Here's how you can help:
- Every dollar counts to make it through Giving Season. You can donate here.
- Attend our town hall on June 10 at 3:30pm EST (taking place on day two of our upcoming conference in Brooklyn). You can tune in and participate virtually by registering here.
- If you're interested in making a major gift, get in touch at email@example.com.
- Send intros and connections. Impact investors far outnumber those willing to philanthropically support an org building the root system and ecosystem that allow companies in the private sector to flourish. If you have suggestions for how to tap into the investment $$ sloshing around in alt protein, get in touch at firstname.lastname@example.org.
- We’re on the search for new funders and grant opportunities (ideally grants with quick turnaround that we can apply for with an agile and skeleton team). If you have any leads, please let me know (again: email@example.com)
I sincerely believe this will be just one short part of the much longer New Harvest story. New Harvest isn't going anywhere, but we have to make rapid and drastic changes to survive.
I work in the alt protein industry and am a supporter of New Harvest (NH). I previously worked at their chief "competitor" the Good Food Institute (GFI). I donate to NH because they provide an essential counterpart and counterbalance to GFI. NH also seems more nimble and oftentimes more risk-tolerant or creative, though less operationally excellent and globalized. Their budget is routinely small compared to GFI and yet constantly find ways to add value to the industry. It is hard to imagine the cellular agriculture movement, or alt proteins, without NH. I would urge others in this community to support New Harvest.
Thanks so much Nate. Couldn't have put it better myself! Really appreciate your support.
Hi, sorry to hear this. Have you gotten in touch with the people at FTX? Their climate fund would probably make a grant (https://www.ftx-climate.com/) considering they support Good Food Institute and one of their values is competition/diversity of EA organizations in the same space.
Not yet! Would you be able to intro us to someone there? Happy to cold email, but an intro always helps speed things along.
I don’t know anyone at FTX so if someone else reading this on the forum does, please reach out to Isha. That being said, I might be able to help with an intro for an intro :) Look out for an email from me
The funding paradox: The more we trust EA fund-managers to make good decisions, the less inclined we are to think anyone publicly asking for money is worth giving money to. After all, the wise fund-managers would have funded them already if they were good.

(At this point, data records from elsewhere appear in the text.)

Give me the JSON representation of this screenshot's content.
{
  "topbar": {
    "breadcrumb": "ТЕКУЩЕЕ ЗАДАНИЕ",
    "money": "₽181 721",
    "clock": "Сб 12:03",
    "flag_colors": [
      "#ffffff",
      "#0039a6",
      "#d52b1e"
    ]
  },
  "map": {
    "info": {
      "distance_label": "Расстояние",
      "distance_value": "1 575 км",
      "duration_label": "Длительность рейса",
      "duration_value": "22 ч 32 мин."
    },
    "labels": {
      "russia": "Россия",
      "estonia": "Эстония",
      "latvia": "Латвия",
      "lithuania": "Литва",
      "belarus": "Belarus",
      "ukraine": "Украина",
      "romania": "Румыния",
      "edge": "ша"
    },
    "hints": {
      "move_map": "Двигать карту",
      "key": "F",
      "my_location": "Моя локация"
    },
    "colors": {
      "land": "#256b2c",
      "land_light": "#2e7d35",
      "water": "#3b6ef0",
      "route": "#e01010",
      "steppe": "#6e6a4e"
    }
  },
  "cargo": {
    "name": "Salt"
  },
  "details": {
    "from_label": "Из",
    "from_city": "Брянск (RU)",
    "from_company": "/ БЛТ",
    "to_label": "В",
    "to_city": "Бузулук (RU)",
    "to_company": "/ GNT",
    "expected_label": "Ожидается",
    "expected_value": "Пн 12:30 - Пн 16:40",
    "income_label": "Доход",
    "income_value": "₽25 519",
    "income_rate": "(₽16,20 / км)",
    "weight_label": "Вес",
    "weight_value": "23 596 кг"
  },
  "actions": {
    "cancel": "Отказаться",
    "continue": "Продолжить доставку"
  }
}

It's related to the Expert's Paradox: An expert who's able to discern other experts should (on first-order) be more inclined to update on their signals because they have justified confidence in their signals being good. But if experts start updating strongly on each others' signals, now suddenly the signals are worse quality due to information cascades and proportionally watering down the total influence technical evidence (as opposed to testimonial evidence) has on their collective beliefs. Hence the paradox: the more experts are inclined to trust each other (first-order), the less they should be inclined to trust each other (second-order). The more efficient the market is, the more people are going to update on how efficient it is, which leads to the market becoming less efficient.
Additionally, if fund-managers tend to update on each others' signals, it creates perverse incentives for charities to not ask for money. The best a charity can hope for in a world where everyone believes and updates on the efficient market hypothesis is that a fund-manager accidentally receives private information about their funding situation.
The point is that fund-managers should be very reluctant to update on each others' decisions. The harm caused by reinforcing perverse incentives and watering down the epistemic commons just isn't worth it.
What is your budget spent on? I want to help you be run more efficiently.